In addition to appearing on Credit.com, our articles are syndicated to dozens of other news sites. We have more than 100 partners, including MSN, ABC News, CBS News, Yahoo, Marketwatch, Scripps, Money Magazine and many others. This network operates similarly to the Associated Press or Reuters, except we focus almost exclusively on issues relating to personal finance. These are not advertorial or paid placements, rather we provide these articles to our partners in most cases for free. These relationships create more awareness of Credit.com in general and they result in more traffic to us as well.

Our Business Model

Credit.com’s journalism is largely supported by an e-commerce business model. Rather than rely on revenue from display ad impressions, Credit.com maintains a financial marketplace separate from its editorial pages. When someone navigates to those pages, and applies for a credit card, for example, Credit.com will get paid what is essentially a finder’s fee if that person ends up getting the card. That doesn’t mean, however, that our editorial decisions are informed by the products available in our marketplace. The editorial team chooses what to write about and how to write about it independently of the decisions and priorities of the business side of the company. In fact, we maintain a strict and important firewall between the editorial and business departments. Our mission as journalists is to serve the reader, not the advertiser. In that sense, we are no different from any other news organization that is supported by ad revenue.
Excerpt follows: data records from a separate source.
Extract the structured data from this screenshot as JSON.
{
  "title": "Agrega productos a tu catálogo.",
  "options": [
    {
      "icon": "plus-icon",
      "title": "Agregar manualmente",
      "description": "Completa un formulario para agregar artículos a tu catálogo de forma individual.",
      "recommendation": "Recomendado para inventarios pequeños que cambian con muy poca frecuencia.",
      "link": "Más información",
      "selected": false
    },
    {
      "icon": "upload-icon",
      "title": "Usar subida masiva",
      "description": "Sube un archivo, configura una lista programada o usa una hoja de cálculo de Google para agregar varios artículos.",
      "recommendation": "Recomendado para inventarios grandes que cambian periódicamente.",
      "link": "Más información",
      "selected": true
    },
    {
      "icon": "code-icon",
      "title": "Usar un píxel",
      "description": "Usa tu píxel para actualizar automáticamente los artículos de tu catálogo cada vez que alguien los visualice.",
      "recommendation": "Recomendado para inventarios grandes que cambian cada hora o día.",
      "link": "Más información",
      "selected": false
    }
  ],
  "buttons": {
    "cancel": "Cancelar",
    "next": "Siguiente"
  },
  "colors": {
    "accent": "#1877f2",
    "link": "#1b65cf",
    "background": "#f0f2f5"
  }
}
Visitors to Credit.com are also able to register for a free Credit.com account, which gives them access to a tool called The Credit Report Card. This tool provides users with two free credit scores and a breakdown of the information in their Experian credit report, updated twice monthly. Again, this tool is entirely free, and we mention that frequently in our articles, because we think that it’s a good thing for users to have access to data like this. Separate from its educational value, there is also a business angle to the Credit Report Card. Registered users can be matched with products and services for which they are most likely to qualify. In other words, if you register and you find that your credit is less than stellar, Credit.com won’t recommend a high-end platinum credit card that requires an excellent credit score You’d likely get rejected, and that’s no good for you or Credit.com. You’d be no closer to getting a product you need, there’d be a wasted inquiry on your credit report, and Credit.com wouldn’t get paid. These are essentially what are commonly referred to as "targeted ads" in the world of the Internet. Despite all of this, however, even if you never apply for any product, the Credit Report Card will remain free, and none of this will impact how the editorial team reports on credit and credit scores.

Our Owners

Credit.com is owned by Progrexion Holdings Inc. which is the owner and administrator of a number of business related to credit and credit repair, including CreditRepair.com, and eFolks. In addition, Progrexion also provides services to Lexington Law Firm as a third party provider. Despite being owned by Progrexion, it is not the role of the Credit.com editorial team to advocate the use of the company’s other services. In articles, reporters may mention credit repair as an option, for example, but we’ll also be sure to note the various alternatives to that service. Furthermore, you may see ads for credit repair services on Credit.com, but the editorial team isn’t responsible for the creation or implementation of those ads, anymore than reporters for the New York Times or Washington Post are responsible for the ads on their sites.

Your Stories

Lastly, much of what we do is informed by our own experiences as well as the experiences of our readers. We want to tell your stories if you’re interested in sharing them. Please email us at story ideas [at] credit [dot] com with ideas or visit us on Facebook or Twitter.

Thanks for stopping by.

- The Credit.com Editorial Team